Although both state and congregations are talking about a new era of cooperation in providing welfare, there are many obstacles that will hamper such bridge-building, reports Capital Commentary (Dec. 8), the newsletter of the evangelical Association for Public Justice.
Stanley Carlson-Thies writes that the Charitable Choice provision of the 1996 federal welfare reform law stipulated that when states spend their federal welfare block grants, they may not exclude faith-based organizations from competing for contracts or vouchers to provide such services. But such an arrangement is easier stated than done.

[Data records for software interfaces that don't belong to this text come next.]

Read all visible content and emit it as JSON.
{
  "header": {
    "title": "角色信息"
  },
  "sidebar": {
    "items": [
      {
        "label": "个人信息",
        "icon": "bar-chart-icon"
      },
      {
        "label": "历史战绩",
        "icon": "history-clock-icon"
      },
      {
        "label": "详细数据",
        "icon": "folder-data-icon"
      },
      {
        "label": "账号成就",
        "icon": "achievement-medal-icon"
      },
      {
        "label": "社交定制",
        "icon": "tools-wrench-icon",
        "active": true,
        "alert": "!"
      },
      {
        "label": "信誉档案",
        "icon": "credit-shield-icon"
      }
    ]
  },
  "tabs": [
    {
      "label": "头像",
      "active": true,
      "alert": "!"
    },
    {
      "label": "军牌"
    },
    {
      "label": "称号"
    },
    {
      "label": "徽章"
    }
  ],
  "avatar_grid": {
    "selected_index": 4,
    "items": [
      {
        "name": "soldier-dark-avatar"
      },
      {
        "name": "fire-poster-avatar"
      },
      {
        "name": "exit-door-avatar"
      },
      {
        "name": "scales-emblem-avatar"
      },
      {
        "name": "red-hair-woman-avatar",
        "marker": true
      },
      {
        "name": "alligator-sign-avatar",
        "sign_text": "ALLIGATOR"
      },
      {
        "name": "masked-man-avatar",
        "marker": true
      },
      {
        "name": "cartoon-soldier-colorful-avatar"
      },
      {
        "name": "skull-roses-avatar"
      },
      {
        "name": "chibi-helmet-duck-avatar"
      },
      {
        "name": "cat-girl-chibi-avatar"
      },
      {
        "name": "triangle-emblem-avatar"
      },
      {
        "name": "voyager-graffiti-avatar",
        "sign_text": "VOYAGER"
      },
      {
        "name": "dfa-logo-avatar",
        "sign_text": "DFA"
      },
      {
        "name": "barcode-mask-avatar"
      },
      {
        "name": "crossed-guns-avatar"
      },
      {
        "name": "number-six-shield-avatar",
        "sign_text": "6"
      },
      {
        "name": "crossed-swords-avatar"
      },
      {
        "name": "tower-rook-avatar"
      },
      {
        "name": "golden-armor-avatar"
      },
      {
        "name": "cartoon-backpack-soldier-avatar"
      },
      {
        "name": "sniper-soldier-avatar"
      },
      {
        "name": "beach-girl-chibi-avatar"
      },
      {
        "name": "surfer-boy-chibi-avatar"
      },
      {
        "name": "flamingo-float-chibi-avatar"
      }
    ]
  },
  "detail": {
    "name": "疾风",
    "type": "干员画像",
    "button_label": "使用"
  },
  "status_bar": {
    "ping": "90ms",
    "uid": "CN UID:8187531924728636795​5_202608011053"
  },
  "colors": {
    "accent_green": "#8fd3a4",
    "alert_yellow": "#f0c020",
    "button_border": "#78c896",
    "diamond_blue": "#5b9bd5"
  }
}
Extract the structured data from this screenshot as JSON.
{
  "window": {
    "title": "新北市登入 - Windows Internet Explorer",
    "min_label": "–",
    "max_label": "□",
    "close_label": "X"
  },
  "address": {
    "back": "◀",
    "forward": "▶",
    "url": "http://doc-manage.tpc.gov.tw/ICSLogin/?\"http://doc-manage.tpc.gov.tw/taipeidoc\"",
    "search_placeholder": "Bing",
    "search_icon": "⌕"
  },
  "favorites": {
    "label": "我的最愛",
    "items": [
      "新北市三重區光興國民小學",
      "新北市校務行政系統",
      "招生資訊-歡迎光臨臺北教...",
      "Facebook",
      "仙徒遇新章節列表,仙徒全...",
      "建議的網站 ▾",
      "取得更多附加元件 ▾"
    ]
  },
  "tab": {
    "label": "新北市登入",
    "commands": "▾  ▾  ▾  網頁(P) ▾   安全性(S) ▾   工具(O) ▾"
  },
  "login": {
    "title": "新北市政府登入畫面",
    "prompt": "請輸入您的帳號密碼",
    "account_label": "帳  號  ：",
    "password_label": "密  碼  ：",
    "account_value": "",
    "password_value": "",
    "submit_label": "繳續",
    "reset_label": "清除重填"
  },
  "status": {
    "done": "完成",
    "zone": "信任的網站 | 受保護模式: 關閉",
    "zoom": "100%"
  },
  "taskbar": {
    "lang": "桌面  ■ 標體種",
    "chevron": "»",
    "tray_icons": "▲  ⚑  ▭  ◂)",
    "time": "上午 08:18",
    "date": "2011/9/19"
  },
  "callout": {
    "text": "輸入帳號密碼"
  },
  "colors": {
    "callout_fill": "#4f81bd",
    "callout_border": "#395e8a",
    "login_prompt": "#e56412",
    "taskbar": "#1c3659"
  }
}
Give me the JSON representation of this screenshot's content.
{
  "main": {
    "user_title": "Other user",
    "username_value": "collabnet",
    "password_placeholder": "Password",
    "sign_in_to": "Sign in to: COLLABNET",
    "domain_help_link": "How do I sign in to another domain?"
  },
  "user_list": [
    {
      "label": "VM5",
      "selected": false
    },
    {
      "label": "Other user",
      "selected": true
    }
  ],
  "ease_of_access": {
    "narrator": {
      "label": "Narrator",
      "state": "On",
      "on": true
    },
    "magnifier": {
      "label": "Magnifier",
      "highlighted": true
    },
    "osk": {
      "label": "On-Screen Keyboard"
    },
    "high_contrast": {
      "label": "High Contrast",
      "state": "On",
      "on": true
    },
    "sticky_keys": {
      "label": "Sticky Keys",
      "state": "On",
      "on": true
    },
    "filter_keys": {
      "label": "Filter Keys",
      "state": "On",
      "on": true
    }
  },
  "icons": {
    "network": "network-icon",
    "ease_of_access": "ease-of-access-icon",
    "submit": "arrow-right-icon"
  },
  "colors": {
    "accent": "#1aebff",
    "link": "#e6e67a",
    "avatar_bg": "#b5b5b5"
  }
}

So far, such efforts have been uncoordinated and impeded by misunderstandings. For instance, in western Michigan, church-state cooperation in welfare is in full-swing, while at the other end of the state “some officials still insist that voluntary prayer and Bible reading can’t be tolerated in government-funded job preparation programs.”
Texas is committed to Charitable Choice programs, but the state has focused most of its contacts with interfaith networks, inadvertently excluding many independent and evangelical-charismatic-fundamentalist congregations. Carlson-Thies finds that religious organizations are hampered by similar problems. “Some church leaders are so used to telling government what to do with the poor that they can’t imagine how church and state may cooperate in service programs.
Others are so full of stories of anti-religious government action that they can’t believe Charitable Choice is the new rule. Many ministry leaders, having gone their own way for so long, don’t even know whom to call about local welfare changes and contracting opportunities.”
(Capital Commentary, CPJ, P.O. Box 48368, Washington, DC 20002-0368)